Editors Note: Today's guest post is from Angela Pappas. Angela helps lead the awareness program at Thomson Reuters, a global organization with over 58,000 people. In this series of blogs Angela shares with us how she established their Security Ambassador Program.
Since the inception of my role in 2012 as a part of the information security training and awareness group at Thomson Reuters, it's often felt overwhelming to think of creative ways to educate every last employee about the role they play to help safeguard our assets, to keep us operationally effective and to ensure our reputation stays intact. Thomson Reuters employees approximately 58,000 staff and contractors in over 100 countries. Our size and international presence makes it very challenging for me and my colleague to adequately reach all employees with information security messages.
I bet you can relate, right? So what's an organization to do? What steps can we take to help bridge this gap and reduce our risk? For a year or so I put on my thinking cap to try to solve this issue and then it hit me! What if we enlisted the help of employees from all over the world to be a franchise of the information security organization at their office location? They could act as our eyes and ears on the ground in offices where the ?human firewall' may not otherwise be educated. I gathered my thoughts and then pitched the idea to my manager; he agreed it had strong potential. So, we drafted a job description (previous experience not necessary!), a list of the types of activities an ambassador might do and finally a document to describe the strategy, approach, "wiffm" (what's in it for the ambassador), next steps and so forth. We presented all of this to the CISO and he was eager to get the ideas up and running.
From there and with very little pomp and circumstance, we socialized the concept of an information security ambassador pilot group on our intranet. Two days later we had a total of 23 interested employees—eager staff from all different parts of the world. I was pleasantly surprised and a whole lot excited. We moved swiftly to engage the employees and get them (and their managers) on a call to share the details and ensure their engagement. Our CISO handled the presentation because he wanted the employees to know he fully supported the pilot. The interested employees were eager to immediately participate. As a part of the pilot program, many have done face-to-face presentations, new employee orientation sessions and lunch-n-learns. While others have ensured our key messages were included in their department newsletters, emails and team meetings. The way each person has participated has been different based on their location and culture, as well as their department function and responsibilities.
In the next series of blogs I will cover in more detail lessons learned, metrics, success stories, how we motivated ambassadors to participate and our plans for scaling the pilot program.
Bio: Angela's worked in the IT field 18 years and with Thomson Reuters since 2000. She was a technical writer before moving into various leadership roles related to technical writing, technical training, process improvement and software development teams. In 2009, Angela moved to the information security risk management organization where she managed customer assurance responsibilities. In 2012 Angela assumed her current role as director, training and awareness, where she now focuses her skills on eLearning, communications and marketing, and the ambassador program.
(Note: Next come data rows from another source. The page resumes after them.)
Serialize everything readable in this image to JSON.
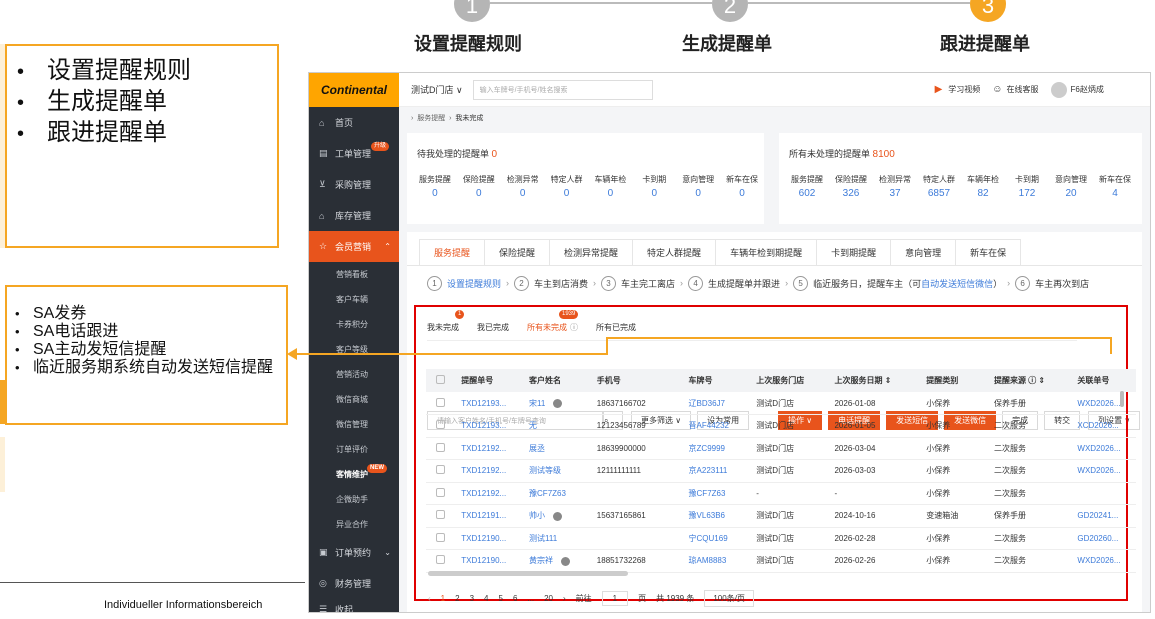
{
  "steps": [
    {
      "num": "1",
      "title": "设置提醒规则",
      "color": "#b5b5b5"
    },
    {
      "num": "2",
      "title": "生成提醒单",
      "color": "#b5b5b5"
    },
    {
      "num": "3",
      "title": "跟进提醒单",
      "color": "#f5a623"
    }
  ],
  "box1": {
    "items": [
      "设置提醒规则",
      "生成提醒单",
      "跟进提醒单"
    ]
  },
  "box2": {
    "items": [
      "SA发券",
      "SA电话跟进",
      "SA主动发短信提醒",
      "临近服务期系统自动发送短信提醒"
    ]
  },
  "footer": "Individueller Informationsbereich",
  "app": {
    "logo": "Continental",
    "store": "测试D门店 ∨",
    "search_placeholder": "输入车牌号/手机号/姓名搜索",
    "video": "学习视频",
    "service": "在线客服",
    "user": "F6赵炳成",
    "breadcrumb": [
      "服务提醒",
      "我未完成"
    ],
    "nav": [
      {
        "icon": "home-icon",
        "label": "首页"
      },
      {
        "icon": "order-icon",
        "label": "工单管理",
        "badge": "升级"
      },
      {
        "icon": "cart-icon",
        "label": "采购管理"
      },
      {
        "icon": "warehouse-icon",
        "label": "库存管理"
      },
      {
        "icon": "member-icon",
        "label": "会员营销",
        "active": true
      }
    ],
    "subnav": [
      "营销看板",
      "客户车辆",
      "卡券积分",
      "客户等级",
      "营销活动",
      "微信商城",
      "微信管理",
      "订单评价",
      "客情维护",
      "企微助手",
      "异业合作"
    ],
    "subnav_badge": "NEW",
    "nav_bottom": [
      {
        "icon": "calendar-icon",
        "label": "订单预约"
      },
      {
        "icon": "finance-icon",
        "label": "财务管理"
      },
      {
        "icon": "collapse-icon",
        "label": "收起"
      }
    ],
    "my_pending": {
      "title": "待我处理的提醒单",
      "count": "0",
      "items": [
        [
          "服务提醒",
          "0"
        ],
        [
          "保险提醒",
          "0"
        ],
        [
          "检测异常",
          "0"
        ],
        [
          "特定人群",
          "0"
        ],
        [
          "车辆年检",
          "0"
        ],
        [
          "卡到期",
          "0"
        ],
        [
          "意向管理",
          "0"
        ],
        [
          "新车在保",
          "0"
        ]
      ]
    },
    "all_pending": {
      "title": "所有未处理的提醒单",
      "count": "8100",
      "items": [
        [
          "服务提醒",
          "602"
        ],
        [
          "保险提醒",
          "326"
        ],
        [
          "检测异常",
          "37"
        ],
        [
          "特定人群",
          "6857"
        ],
        [
          "车辆年检",
          "82"
        ],
        [
          "卡到期",
          "172"
        ],
        [
          "意向管理",
          "20"
        ],
        [
          "新车在保",
          "4"
        ]
      ]
    },
    "tabs": [
      "服务提醒",
      "保险提醒",
      "检测异常提醒",
      "特定人群提醒",
      "车辆年检到期提醒",
      "卡到期提醒",
      "意向管理",
      "新车在保"
    ],
    "flow": [
      [
        "1",
        "设置提醒规则"
      ],
      [
        "2",
        "车主到店消费"
      ],
      [
        "3",
        "车主完工离店"
      ],
      [
        "4",
        "生成提醒单并跟进"
      ],
      [
        "5",
        "临近服务日，提醒车主（可"
      ],
      [
        "6",
        "车主再次到店"
      ]
    ],
    "flow_link": "自动发送短信微信",
    "flow_end": "）",
    "subtabs": [
      {
        "label": "我未完成",
        "badge": "1"
      },
      {
        "label": "我已完成"
      },
      {
        "label": "所有未完成",
        "badge": "1939"
      },
      {
        "label": "所有已完成"
      }
    ],
    "filter_placeholder": "请输入客户姓名/手机号/车牌号查询",
    "more_filter": "更多筛选 ∨",
    "set_common": "设为常用",
    "buttons": {
      "op": "操作 ∨",
      "call": "电话提醒",
      "sms": "发送短信",
      "wechat": "发送微信",
      "done": "完成",
      "transfer": "转交",
      "cols": "列设置 ∨"
    },
    "columns": [
      "提醒单号",
      "客户姓名",
      "手机号",
      "车牌号",
      "上次服务门店",
      "上次服务日期 ⇕",
      "提醒类别",
      "提醒来源 ⓘ ⇕",
      "关联单号"
    ],
    "rows": [
      [
        "TXD12193...",
        "宋11",
        "18637166702",
        "辽BD36J7",
        "测试D门店",
        "2026-01-08",
        "小保养",
        "保养手册",
        "WXD2026..."
      ],
      [
        "TXD12193...",
        "无",
        "12123456789",
        "晋AF44232",
        "测试D门店",
        "2026-01-05",
        "小保养",
        "二次服务",
        "XCD2026..."
      ],
      [
        "TXD12192...",
        "展丞",
        "18639900000",
        "京ZC9999",
        "测试D门店",
        "2026-03-04",
        "小保养",
        "二次服务",
        "WXD2026..."
      ],
      [
        "TXD12192...",
        "测试等级",
        "12111111111",
        "京A223111",
        "测试D门店",
        "2026-03-03",
        "小保养",
        "二次服务",
        "WXD2026..."
      ],
      [
        "TXD12192...",
        "豫CF7Z63",
        "",
        "豫CF7Z63",
        "-",
        "-",
        "小保养",
        "二次服务",
        ""
      ],
      [
        "TXD12191...",
        "帅小",
        "15637165861",
        "豫VL63B6",
        "测试D门店",
        "2024-10-16",
        "变速箱油",
        "保养手册",
        "GD20241..."
      ],
      [
        "TXD12190...",
        "测试111",
        "",
        "宁CQU169",
        "测试D门店",
        "2026-02-28",
        "小保养",
        "二次服务",
        "GD20260..."
      ],
      [
        "TXD12190...",
        "黄宗祥",
        "18851732268",
        "琼AM8883",
        "测试D门店",
        "2026-02-26",
        "小保养",
        "二次服务",
        "WXD2026..."
      ]
    ],
    "pager": {
      "pages": [
        "1",
        "2",
        "3",
        "4",
        "5",
        "6",
        "...",
        "20"
      ],
      "goto": "前往",
      "page_input": "1",
      "page_unit": "页",
      "total": "共 1939 条",
      "size": "100条/页"
    }
  }
}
Angela is truly inspired when she can leverage her working relationships, effective communication and collaboration skills, and the organizations' core values (trust, partnership, innovation and performance) in order to educate employees, help change their behavior and reduce risk. Angela would love to hear your ideas, stories and questions — feel free to email her.